Steam Asks Users if They're Human

Steam, the online gaming platform known for hosting Max Payne, Half Life 2, Skyrim and other top titles, has decided to help thwart malware on the platform by asking users if they’re human.

A CAPTCHA mechanism has been added to its Steam Trading Cards mechanism for any gifting or trading transactions. The cards are virtual collectibles that users can trade back and forth and cash in for rewards in the Steam store.

“We’re updating trading to include a captcha as part of confirmation process,” Steam owner Valve said in a posting. “This is to prevent malware on users’ machines making trades on their behalf.
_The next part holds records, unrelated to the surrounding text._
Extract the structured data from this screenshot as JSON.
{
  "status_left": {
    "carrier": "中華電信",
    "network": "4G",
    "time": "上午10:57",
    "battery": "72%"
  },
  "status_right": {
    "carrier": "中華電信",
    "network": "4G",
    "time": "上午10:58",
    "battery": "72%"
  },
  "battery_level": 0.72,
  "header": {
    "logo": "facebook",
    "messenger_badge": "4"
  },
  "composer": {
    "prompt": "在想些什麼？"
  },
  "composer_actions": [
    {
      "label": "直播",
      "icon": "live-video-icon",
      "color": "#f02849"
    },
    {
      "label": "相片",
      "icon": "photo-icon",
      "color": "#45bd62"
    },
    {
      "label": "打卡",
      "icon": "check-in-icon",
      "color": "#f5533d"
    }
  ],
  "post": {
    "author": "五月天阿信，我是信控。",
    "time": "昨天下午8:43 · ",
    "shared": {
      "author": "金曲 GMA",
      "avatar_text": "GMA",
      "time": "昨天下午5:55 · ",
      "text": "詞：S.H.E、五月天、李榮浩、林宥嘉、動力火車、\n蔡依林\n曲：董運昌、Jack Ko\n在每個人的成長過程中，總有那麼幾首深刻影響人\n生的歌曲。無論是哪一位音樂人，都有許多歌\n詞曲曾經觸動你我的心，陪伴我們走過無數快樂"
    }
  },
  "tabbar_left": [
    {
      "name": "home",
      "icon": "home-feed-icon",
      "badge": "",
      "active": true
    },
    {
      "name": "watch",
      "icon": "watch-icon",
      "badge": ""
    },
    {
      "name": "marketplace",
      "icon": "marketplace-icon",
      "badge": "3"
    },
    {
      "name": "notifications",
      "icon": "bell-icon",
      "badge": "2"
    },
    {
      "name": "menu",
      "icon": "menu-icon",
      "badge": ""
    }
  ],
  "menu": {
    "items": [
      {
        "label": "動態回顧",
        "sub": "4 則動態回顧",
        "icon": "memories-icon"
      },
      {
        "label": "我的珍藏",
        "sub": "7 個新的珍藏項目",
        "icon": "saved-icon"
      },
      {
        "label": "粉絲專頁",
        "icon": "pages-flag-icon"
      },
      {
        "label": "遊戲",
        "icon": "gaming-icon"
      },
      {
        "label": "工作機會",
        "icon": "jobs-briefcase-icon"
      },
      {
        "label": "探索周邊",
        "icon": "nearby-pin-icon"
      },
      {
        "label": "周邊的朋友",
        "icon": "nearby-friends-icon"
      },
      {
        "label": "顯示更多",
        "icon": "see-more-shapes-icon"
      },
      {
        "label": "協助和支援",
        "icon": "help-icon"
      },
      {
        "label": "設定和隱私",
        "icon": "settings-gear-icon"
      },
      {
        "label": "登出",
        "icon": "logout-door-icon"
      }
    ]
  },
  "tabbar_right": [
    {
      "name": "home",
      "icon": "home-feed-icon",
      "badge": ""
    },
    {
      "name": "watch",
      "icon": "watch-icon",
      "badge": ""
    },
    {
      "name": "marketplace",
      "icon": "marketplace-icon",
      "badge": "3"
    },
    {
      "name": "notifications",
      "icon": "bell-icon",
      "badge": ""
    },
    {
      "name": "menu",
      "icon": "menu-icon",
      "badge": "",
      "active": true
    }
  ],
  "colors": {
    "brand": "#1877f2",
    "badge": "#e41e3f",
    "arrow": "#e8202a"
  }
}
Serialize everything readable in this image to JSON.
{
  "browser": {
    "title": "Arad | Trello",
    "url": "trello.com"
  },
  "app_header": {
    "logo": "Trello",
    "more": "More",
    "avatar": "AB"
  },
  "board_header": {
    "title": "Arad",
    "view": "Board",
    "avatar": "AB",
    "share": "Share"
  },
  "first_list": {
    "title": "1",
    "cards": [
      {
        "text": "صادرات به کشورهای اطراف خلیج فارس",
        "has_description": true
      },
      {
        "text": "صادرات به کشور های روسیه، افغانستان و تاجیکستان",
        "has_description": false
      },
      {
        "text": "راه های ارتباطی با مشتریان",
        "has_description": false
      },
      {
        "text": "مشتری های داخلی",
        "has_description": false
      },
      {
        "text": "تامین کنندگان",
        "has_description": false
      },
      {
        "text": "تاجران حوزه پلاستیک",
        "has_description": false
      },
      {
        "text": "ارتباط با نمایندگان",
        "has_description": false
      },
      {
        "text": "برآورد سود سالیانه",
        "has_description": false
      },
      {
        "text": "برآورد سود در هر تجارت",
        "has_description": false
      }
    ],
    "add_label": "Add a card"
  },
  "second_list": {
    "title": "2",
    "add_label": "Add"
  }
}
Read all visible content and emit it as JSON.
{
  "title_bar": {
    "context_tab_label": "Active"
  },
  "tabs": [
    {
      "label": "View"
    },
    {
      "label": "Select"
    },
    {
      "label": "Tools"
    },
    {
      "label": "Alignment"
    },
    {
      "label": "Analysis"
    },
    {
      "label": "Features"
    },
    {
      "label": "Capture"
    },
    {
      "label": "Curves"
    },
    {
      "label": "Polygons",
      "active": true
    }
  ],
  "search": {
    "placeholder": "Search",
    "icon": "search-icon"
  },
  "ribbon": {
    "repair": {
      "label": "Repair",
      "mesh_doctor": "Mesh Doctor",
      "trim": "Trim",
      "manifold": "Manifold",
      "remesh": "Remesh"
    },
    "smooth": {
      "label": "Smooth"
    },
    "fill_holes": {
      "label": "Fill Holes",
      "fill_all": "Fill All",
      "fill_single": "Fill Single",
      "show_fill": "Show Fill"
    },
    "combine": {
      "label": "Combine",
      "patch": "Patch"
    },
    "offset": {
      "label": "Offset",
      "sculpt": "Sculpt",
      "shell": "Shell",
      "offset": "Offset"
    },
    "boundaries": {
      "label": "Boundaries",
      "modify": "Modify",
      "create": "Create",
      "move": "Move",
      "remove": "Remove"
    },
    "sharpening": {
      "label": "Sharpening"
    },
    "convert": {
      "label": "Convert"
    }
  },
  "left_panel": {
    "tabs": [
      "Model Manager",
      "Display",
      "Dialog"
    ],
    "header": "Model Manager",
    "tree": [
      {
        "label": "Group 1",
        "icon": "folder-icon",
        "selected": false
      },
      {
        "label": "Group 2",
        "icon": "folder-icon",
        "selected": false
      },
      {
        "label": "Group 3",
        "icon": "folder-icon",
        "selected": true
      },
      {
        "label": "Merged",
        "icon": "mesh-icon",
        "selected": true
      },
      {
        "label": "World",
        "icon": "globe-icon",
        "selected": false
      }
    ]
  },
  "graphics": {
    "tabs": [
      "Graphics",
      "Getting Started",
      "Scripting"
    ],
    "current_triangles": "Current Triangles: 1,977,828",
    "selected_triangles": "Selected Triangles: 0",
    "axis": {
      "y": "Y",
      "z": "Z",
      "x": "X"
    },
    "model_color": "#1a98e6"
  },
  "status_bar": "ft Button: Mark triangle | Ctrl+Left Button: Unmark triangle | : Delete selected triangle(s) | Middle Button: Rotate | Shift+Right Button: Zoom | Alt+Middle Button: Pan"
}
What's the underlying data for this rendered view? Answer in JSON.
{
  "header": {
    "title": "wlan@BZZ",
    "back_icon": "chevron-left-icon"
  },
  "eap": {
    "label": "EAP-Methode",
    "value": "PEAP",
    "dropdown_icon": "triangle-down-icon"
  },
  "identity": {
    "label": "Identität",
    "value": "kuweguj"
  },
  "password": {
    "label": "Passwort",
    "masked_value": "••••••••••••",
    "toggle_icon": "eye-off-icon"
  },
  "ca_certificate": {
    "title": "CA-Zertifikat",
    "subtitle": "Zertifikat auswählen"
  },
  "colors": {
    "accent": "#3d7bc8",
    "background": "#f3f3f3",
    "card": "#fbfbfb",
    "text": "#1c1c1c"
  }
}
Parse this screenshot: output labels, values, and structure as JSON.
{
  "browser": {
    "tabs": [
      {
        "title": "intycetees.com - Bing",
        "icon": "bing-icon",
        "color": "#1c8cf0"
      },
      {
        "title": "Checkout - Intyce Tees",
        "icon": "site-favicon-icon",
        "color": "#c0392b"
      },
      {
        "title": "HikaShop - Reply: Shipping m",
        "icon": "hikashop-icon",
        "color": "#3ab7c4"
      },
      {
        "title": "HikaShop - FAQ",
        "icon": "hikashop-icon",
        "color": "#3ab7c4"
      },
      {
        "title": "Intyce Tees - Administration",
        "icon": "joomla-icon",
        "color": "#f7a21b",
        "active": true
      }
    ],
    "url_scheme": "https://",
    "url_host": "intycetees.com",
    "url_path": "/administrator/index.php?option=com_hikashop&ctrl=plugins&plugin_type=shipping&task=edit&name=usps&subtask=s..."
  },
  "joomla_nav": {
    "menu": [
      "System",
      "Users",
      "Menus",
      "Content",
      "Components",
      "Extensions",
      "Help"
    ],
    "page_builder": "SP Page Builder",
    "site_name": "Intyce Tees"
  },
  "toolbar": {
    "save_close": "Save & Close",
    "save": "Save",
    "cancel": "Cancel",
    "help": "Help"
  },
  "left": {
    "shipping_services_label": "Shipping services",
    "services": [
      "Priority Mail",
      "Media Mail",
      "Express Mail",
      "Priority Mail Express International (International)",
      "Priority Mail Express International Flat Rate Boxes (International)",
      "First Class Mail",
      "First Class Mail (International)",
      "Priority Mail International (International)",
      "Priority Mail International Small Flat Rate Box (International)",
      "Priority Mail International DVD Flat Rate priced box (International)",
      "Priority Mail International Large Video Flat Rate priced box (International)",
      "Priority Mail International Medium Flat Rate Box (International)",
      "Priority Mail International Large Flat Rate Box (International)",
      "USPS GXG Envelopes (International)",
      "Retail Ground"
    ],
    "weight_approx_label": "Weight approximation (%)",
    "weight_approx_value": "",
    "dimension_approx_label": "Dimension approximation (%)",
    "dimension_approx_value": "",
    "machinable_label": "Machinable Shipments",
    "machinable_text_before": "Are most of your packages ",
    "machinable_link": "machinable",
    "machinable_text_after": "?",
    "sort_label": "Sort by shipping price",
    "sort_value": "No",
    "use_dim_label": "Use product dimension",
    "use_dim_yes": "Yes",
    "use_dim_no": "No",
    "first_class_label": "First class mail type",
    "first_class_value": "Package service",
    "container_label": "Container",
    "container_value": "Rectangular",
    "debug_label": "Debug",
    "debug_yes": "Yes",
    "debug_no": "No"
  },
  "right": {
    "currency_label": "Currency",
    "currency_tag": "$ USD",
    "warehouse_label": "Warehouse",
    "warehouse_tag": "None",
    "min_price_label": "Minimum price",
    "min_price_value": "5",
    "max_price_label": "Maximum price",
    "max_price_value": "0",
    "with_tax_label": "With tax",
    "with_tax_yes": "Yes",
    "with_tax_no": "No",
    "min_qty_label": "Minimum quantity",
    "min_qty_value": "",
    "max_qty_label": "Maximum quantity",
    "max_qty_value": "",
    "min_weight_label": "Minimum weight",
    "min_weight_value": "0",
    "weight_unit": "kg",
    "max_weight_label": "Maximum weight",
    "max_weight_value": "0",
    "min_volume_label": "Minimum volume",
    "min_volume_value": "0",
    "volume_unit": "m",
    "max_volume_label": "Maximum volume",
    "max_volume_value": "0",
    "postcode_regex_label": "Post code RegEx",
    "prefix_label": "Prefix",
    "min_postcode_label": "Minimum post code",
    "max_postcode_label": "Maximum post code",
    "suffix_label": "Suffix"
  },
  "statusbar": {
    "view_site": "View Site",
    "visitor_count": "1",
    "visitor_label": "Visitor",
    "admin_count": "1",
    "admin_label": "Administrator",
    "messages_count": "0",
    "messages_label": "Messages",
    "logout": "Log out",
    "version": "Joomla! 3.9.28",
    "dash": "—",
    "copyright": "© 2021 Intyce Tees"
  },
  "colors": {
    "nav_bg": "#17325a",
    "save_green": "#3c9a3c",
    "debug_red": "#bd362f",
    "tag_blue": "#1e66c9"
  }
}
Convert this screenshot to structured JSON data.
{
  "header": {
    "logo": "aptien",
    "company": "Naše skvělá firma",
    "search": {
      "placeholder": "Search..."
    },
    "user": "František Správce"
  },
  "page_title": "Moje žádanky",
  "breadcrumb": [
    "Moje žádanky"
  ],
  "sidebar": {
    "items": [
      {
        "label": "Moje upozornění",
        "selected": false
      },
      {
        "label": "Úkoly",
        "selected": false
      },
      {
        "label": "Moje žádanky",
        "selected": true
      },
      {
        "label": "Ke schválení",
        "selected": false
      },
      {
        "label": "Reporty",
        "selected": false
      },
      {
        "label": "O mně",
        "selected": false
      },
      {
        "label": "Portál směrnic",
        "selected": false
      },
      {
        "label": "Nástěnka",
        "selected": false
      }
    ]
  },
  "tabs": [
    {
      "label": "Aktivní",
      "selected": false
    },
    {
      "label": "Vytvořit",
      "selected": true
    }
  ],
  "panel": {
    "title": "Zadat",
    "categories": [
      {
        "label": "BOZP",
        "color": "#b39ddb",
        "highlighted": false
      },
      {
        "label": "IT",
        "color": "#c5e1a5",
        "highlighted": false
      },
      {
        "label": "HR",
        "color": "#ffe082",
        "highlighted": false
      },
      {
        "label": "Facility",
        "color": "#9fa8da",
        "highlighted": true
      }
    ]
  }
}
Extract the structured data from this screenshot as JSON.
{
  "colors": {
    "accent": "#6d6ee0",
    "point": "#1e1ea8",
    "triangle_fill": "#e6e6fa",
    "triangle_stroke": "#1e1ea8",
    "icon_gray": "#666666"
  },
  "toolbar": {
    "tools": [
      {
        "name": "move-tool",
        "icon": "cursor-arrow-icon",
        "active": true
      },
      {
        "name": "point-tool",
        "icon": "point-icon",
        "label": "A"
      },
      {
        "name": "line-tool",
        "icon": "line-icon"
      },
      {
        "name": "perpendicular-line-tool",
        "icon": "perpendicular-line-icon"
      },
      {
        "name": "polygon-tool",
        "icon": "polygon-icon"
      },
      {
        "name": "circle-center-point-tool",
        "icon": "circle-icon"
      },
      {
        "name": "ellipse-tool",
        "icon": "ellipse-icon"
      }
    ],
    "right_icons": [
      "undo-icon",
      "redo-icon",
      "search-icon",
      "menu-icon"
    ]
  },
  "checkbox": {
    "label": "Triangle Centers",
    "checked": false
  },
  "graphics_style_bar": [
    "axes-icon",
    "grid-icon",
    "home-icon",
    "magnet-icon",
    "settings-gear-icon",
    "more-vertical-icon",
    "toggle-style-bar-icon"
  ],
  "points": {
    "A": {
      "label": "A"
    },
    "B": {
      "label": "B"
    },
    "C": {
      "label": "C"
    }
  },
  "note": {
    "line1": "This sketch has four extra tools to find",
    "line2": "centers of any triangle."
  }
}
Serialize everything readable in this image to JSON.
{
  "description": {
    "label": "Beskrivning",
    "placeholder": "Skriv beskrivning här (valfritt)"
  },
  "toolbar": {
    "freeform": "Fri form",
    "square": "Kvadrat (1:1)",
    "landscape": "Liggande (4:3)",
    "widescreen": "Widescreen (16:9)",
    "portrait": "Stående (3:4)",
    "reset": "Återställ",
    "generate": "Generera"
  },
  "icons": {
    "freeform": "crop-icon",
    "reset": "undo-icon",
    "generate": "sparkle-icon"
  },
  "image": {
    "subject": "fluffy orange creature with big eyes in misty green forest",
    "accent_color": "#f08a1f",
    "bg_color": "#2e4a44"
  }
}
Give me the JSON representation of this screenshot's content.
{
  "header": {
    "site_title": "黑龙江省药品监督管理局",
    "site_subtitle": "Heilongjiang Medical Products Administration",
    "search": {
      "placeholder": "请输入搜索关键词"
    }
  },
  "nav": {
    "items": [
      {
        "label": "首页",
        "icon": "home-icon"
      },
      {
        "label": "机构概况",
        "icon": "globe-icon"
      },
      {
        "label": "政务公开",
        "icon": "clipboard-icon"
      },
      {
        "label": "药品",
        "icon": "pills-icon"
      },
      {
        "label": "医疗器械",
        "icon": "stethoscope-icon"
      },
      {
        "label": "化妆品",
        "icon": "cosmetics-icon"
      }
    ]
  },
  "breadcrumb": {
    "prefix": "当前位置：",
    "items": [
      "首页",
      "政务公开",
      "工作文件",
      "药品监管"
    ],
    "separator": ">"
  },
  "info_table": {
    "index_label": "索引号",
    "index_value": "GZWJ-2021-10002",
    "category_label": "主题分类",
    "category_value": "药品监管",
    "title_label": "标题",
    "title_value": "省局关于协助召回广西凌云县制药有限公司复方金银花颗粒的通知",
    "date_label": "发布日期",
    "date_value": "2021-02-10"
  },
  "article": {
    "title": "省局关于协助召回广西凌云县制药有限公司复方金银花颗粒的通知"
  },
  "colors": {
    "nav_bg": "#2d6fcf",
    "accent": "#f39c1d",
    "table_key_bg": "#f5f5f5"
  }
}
We know it’s a bit of a hassle, and we don’t like making trading harder for users, but we do expect it to significantly help customers who are tricked into downloading and running malware from losing their items.”

Steam has excluded a few of the existing third-party trading services from the requirement so they can continue to function.

Unfortunately, the update appears to have knocked trades out that were pending. “Just cancelled all my pending trade offers, won't even let me trade main keeps crashing,” one comment reads.

Others were similarly nonplussed, with many requests to turn the CAPTCHA off.

“If people are stupid enough to fall for something that would infect them with malware they deserve it anyway for being stupid,” said one. “I feel like Valve is on a mission to make Steam as annoying a service as possible.”

Even so, the decision to implement additional security is likely a wise one considering that Steam is certainly a target. Recently, its chat service was found to have been hijacked by malware pushers.

What’s Hot on Infosecurity Magazine?